● **WHAT IS BEING ASKED**
Apart from the images, the records below need to be copied exactly.

Saved data entries
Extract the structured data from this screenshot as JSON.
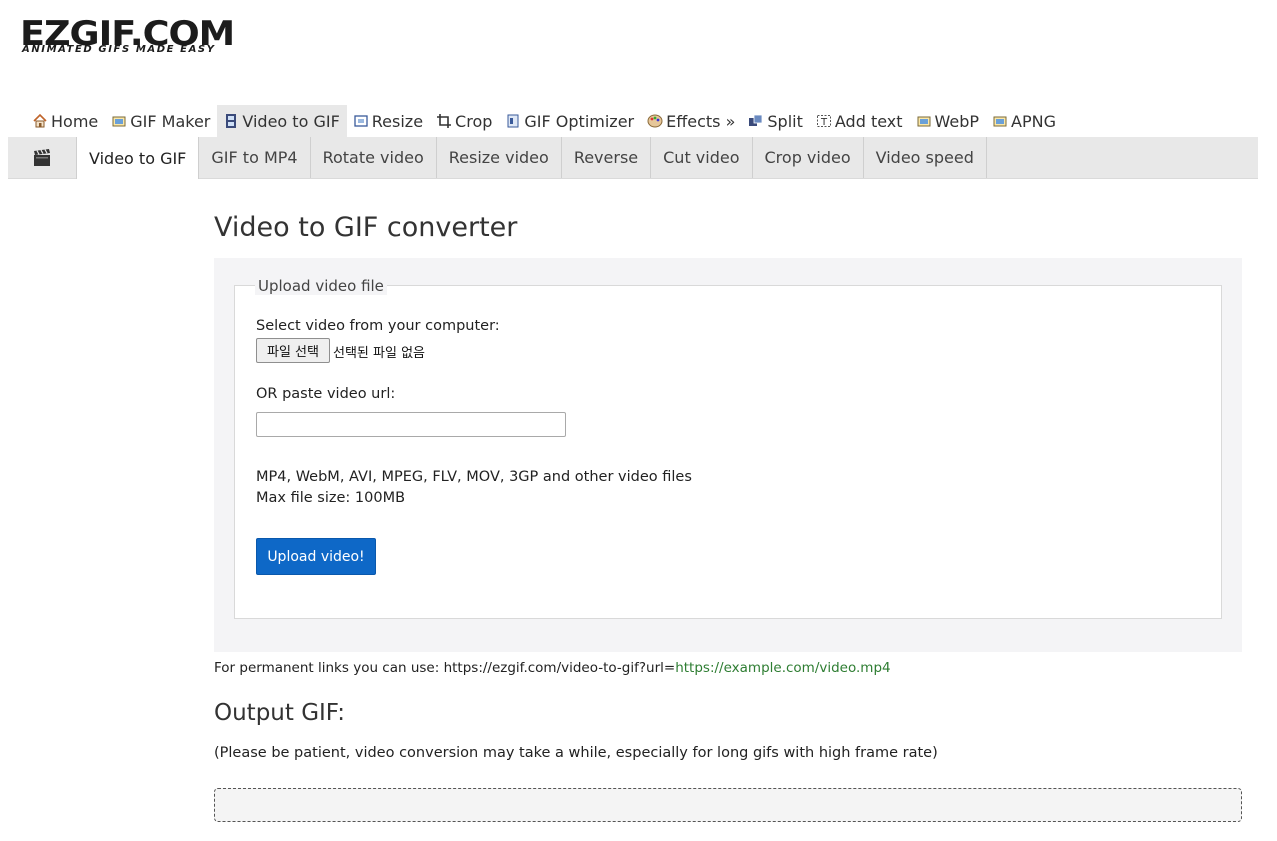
{
  "logo": {
    "main": "EZGIF.COM",
    "tagline": "ANIMATED GIFS MADE EASY"
  },
  "main_nav": [
    {
      "label": "Home",
      "icon": "home-icon"
    },
    {
      "label": "GIF Maker",
      "icon": "gif-maker-icon"
    },
    {
      "label": "Video to GIF",
      "icon": "film-icon",
      "active": true
    },
    {
      "label": "Resize",
      "icon": "resize-icon"
    },
    {
      "label": "Crop",
      "icon": "crop-icon"
    },
    {
      "label": "GIF Optimizer",
      "icon": "optimizer-icon"
    },
    {
      "label": "Effects »",
      "icon": "palette-icon"
    },
    {
      "label": "Split",
      "icon": "split-icon"
    },
    {
      "label": "Add text",
      "icon": "text-icon"
    },
    {
      "label": "WebP",
      "icon": "webp-icon"
    },
    {
      "label": "APNG",
      "icon": "apng-icon"
    }
  ],
  "sub_nav": {
    "icon": "clapperboard-icon",
    "items": [
      {
        "label": "Video to GIF",
        "active": true
      },
      {
        "label": "GIF to MP4"
      },
      {
        "label": "Rotate video"
      },
      {
        "label": "Resize video"
      },
      {
        "label": "Reverse"
      },
      {
        "label": "Cut video"
      },
      {
        "label": "Crop video"
      },
      {
        "label": "Video speed"
      }
    ]
  },
  "page_title": "Video to GIF converter",
  "upload": {
    "legend": "Upload video file",
    "select_label": "Select video from your computer:",
    "file_button": "파일 선택",
    "file_status": "선택된 파일 없음",
    "url_label": "OR paste video url:",
    "url_value": "",
    "formats": "MP4, WebM, AVI, MPEG, FLV, MOV, 3GP and other video files",
    "max_size": "Max file size: 100MB",
    "submit": "Upload video!"
  },
  "permanent": {
    "prefix": "For permanent links you can use: https://ezgif.com/video-to-gif?url=",
    "example_url": "https://example.com/video.mp4"
  },
  "output": {
    "title": "Output GIF:",
    "note": "(Please be patient, video conversion may take a while, especially for long gifs with high frame rate)"
  },
  "colors": {
    "primary_button": "#0e68c7",
    "link_green": "#2e7d32",
    "nav_bar": "#e8e8e8"
  }
}
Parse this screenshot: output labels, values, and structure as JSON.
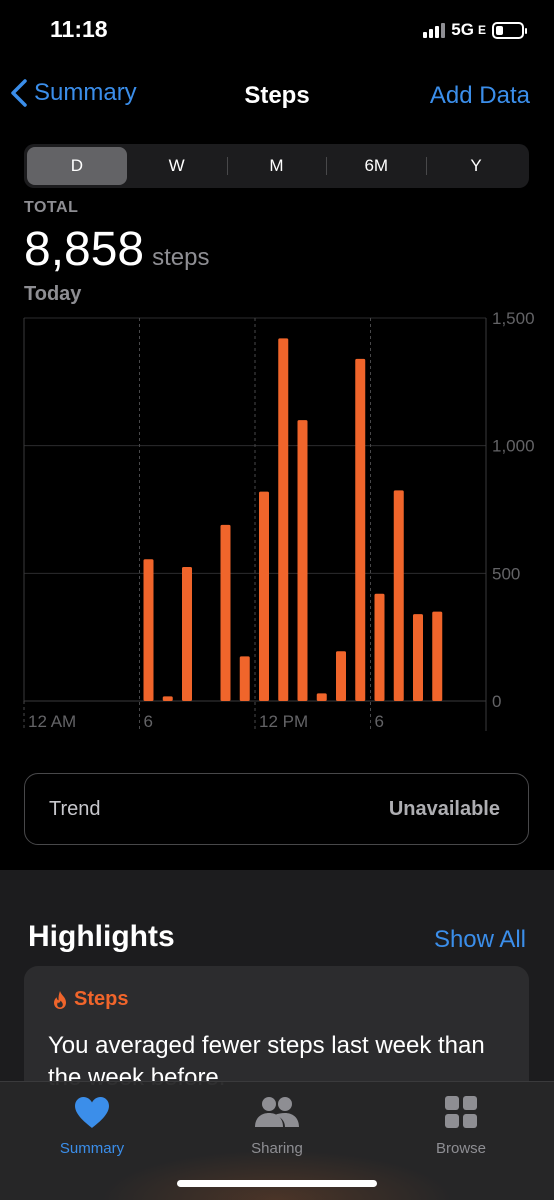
{
  "status": {
    "time": "11:18",
    "network": "5G",
    "network_suffix": "E"
  },
  "nav": {
    "back_label": "Summary",
    "title": "Steps",
    "action_label": "Add Data"
  },
  "segments": [
    {
      "label": "D",
      "active": true
    },
    {
      "label": "W",
      "active": false
    },
    {
      "label": "M",
      "active": false
    },
    {
      "label": "6M",
      "active": false
    },
    {
      "label": "Y",
      "active": false
    }
  ],
  "total": {
    "label": "TOTAL",
    "value": "8,858",
    "unit": "steps",
    "period": "Today"
  },
  "chart_data": {
    "type": "bar",
    "x_tick_labels": [
      "12 AM",
      "6",
      "12 PM",
      "6"
    ],
    "y_tick_labels": [
      "1,500",
      "1,000",
      "500",
      "0"
    ],
    "ylim": [
      0,
      1500
    ],
    "hour_values": [
      {
        "hour": 6.0,
        "value": 555
      },
      {
        "hour": 7.0,
        "value": 18
      },
      {
        "hour": 8.0,
        "value": 525
      },
      {
        "hour": 10.0,
        "value": 690
      },
      {
        "hour": 11.0,
        "value": 175
      },
      {
        "hour": 12.0,
        "value": 820
      },
      {
        "hour": 13.0,
        "value": 1420
      },
      {
        "hour": 14.0,
        "value": 1100
      },
      {
        "hour": 15.0,
        "value": 30
      },
      {
        "hour": 16.0,
        "value": 195
      },
      {
        "hour": 17.0,
        "value": 1340
      },
      {
        "hour": 18.0,
        "value": 420
      },
      {
        "hour": 19.0,
        "value": 825
      },
      {
        "hour": 20.0,
        "value": 340
      },
      {
        "hour": 21.0,
        "value": 350
      }
    ],
    "bar_color": "#f0652b",
    "grid": true
  },
  "trend": {
    "label": "Trend",
    "value": "Unavailable"
  },
  "highlights": {
    "title": "Highlights",
    "show_all": "Show All",
    "card_title": "Steps",
    "card_text": "You averaged fewer steps last week than the week before."
  },
  "tabs": [
    {
      "label": "Summary",
      "icon": "heart-icon",
      "active": true
    },
    {
      "label": "Sharing",
      "icon": "people-icon",
      "active": false
    },
    {
      "label": "Browse",
      "icon": "grid-icon",
      "active": false
    }
  ],
  "colors": {
    "accent": "#3b8eea",
    "steps": "#f0652b"
  }
}
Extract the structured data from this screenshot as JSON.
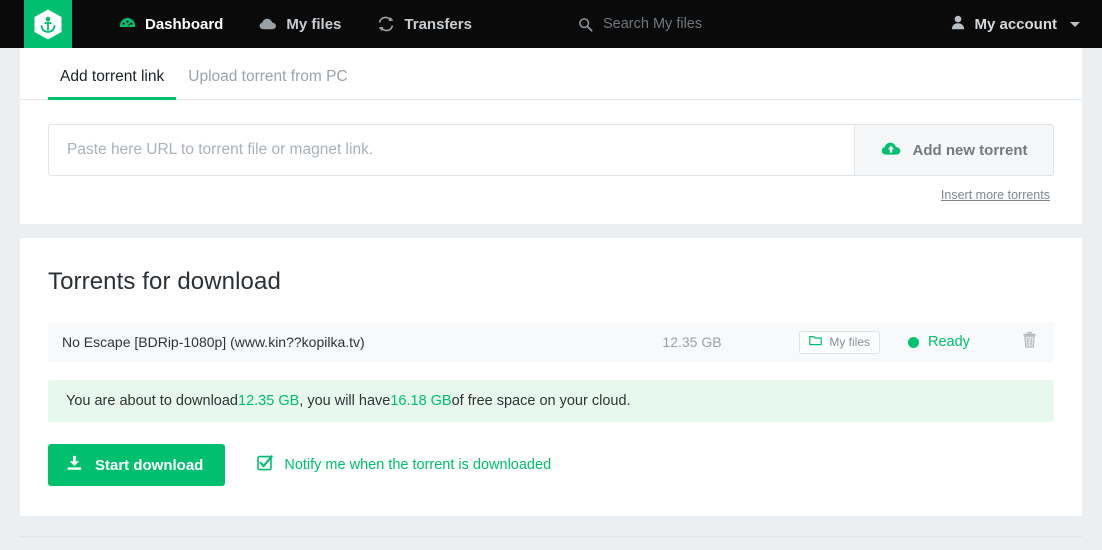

● **COMPLETED TASK**
Extract the structured data from this screenshot as JSON.
{
  "logo": {
    "main": "EZGIF.COM",
    "tagline": "ANIMATED GIFS MADE EASY"
  },
  "main_nav": [
    {
      "label": "Home",
      "icon": "home-icon"
    },
    {
      "label": "GIF Maker",
      "icon": "gif-maker-icon"
    },
    {
      "label": "Video to GIF",
      "icon": "film-icon",
      "active": true
    },
    {
      "label": "Resize",
      "icon": "resize-icon"
    },
    {
      "label": "Crop",
      "icon": "crop-icon"
    },
    {
      "label": "GIF Optimizer",
      "icon": "optimizer-icon"
    },
    {
      "label": "Effects »",
      "icon": "palette-icon"
    },
    {
      "label": "Split",
      "icon": "split-icon"
    },
    {
      "label": "Add text",
      "icon": "text-icon"
    },
    {
      "label": "WebP",
      "icon": "webp-icon"
    },
    {
      "label": "APNG",
      "icon": "apng-icon"
    }
  ],
  "sub_nav": {
    "icon": "clapperboard-icon",
    "items": [
      {
        "label": "Video to GIF",
        "active": true
      },
      {
        "label": "GIF to MP4"
      },
      {
        "label": "Rotate video"
      },
      {
        "label": "Resize video"
      },
      {
        "label": "Reverse"
      },
      {
        "label": "Cut video"
      },
      {
        "label": "Crop video"
      },
      {
        "label": "Video speed"
      }
    ]
  },
  "page_title": "Video to GIF converter",
  "upload": {
    "legend": "Upload video file",
    "select_label": "Select video from your computer:",
    "file_button": "파일 선택",
    "file_status": "선택된 파일 없음",
    "url_label": "OR paste video url:",
    "url_value": "",
    "formats": "MP4, WebM, AVI, MPEG, FLV, MOV, 3GP and other video files",
    "max_size": "Max file size: 100MB",
    "submit": "Upload video!"
  },
  "permanent": {
    "prefix": "For permanent links you can use: https://ezgif.com/video-to-gif?url=",
    "example_url": "https://example.com/video.mp4"
  },
  "output": {
    "title": "Output GIF:",
    "note": "(Please be patient, video conversion may take a while, especially for long gifs with high frame rate)"
  },
  "colors": {
    "primary_button": "#0e68c7",
    "link_green": "#2e7d32",
    "nav_bar": "#e8e8e8"
  }
}
Parse this screenshot: output labels, values, and structure as JSON.
{
  "status": {
    "time": "11:18",
    "network": "5G",
    "network_suffix": "E"
  },
  "nav": {
    "back_label": "Summary",
    "title": "Steps",
    "action_label": "Add Data"
  },
  "segments": [
    {
      "label": "D",
      "active": true
    },
    {
      "label": "W",
      "active": false
    },
    {
      "label": "M",
      "active": false
    },
    {
      "label": "6M",
      "active": false
    },
    {
      "label": "Y",
      "active": false
    }
  ],
  "total": {
    "label": "TOTAL",
    "value": "8,858",
    "unit": "steps",
    "period": "Today"
  },
  "chart_data": {
    "type": "bar",
    "x_tick_labels": [
      "12 AM",
      "6",
      "12 PM",
      "6"
    ],
    "y_tick_labels": [
      "1,500",
      "1,000",
      "500",
      "0"
    ],
    "ylim": [
      0,
      1500
    ],
    "hour_values": [
      {
        "hour": 6.0,
        "value": 555
      },
      {
        "hour": 7.0,
        "value": 18
      },
      {
        "hour": 8.0,
        "value": 525
      },
      {
        "hour": 10.0,
        "value": 690
      },
      {
        "hour": 11.0,
        "value": 175
      },
      {
        "hour": 12.0,
        "value": 820
      },
      {
        "hour": 13.0,
        "value": 1420
      },
      {
        "hour": 14.0,
        "value": 1100
      },
      {
        "hour": 15.0,
        "value": 30
      },
      {
        "hour": 16.0,
        "value": 195
      },
      {
        "hour": 17.0,
        "value": 1340
      },
      {
        "hour": 18.0,
        "value": 420
      },
      {
        "hour": 19.0,
        "value": 825
      },
      {
        "hour": 20.0,
        "value": 340
      },
      {
        "hour": 21.0,
        "value": 350
      }
    ],
    "bar_color": "#f0652b",
    "grid": true
  },
  "trend": {
    "label": "Trend",
    "value": "Unavailable"
  },
  "highlights": {
    "title": "Highlights",
    "show_all": "Show All",
    "card_title": "Steps",
    "card_text": "You averaged fewer steps last week than the week before."
  },
  "tabs": [
    {
      "label": "Summary",
      "icon": "heart-icon",
      "active": true
    },
    {
      "label": "Sharing",
      "icon": "people-icon",
      "active": false
    },
    {
      "label": "Browse",
      "icon": "grid-icon",
      "active": false
    }
  ],
  "colors": {
    "accent": "#3b8eea",
    "steps": "#f0652b"
  }
}
Extract the structured data from this screenshot as JSON.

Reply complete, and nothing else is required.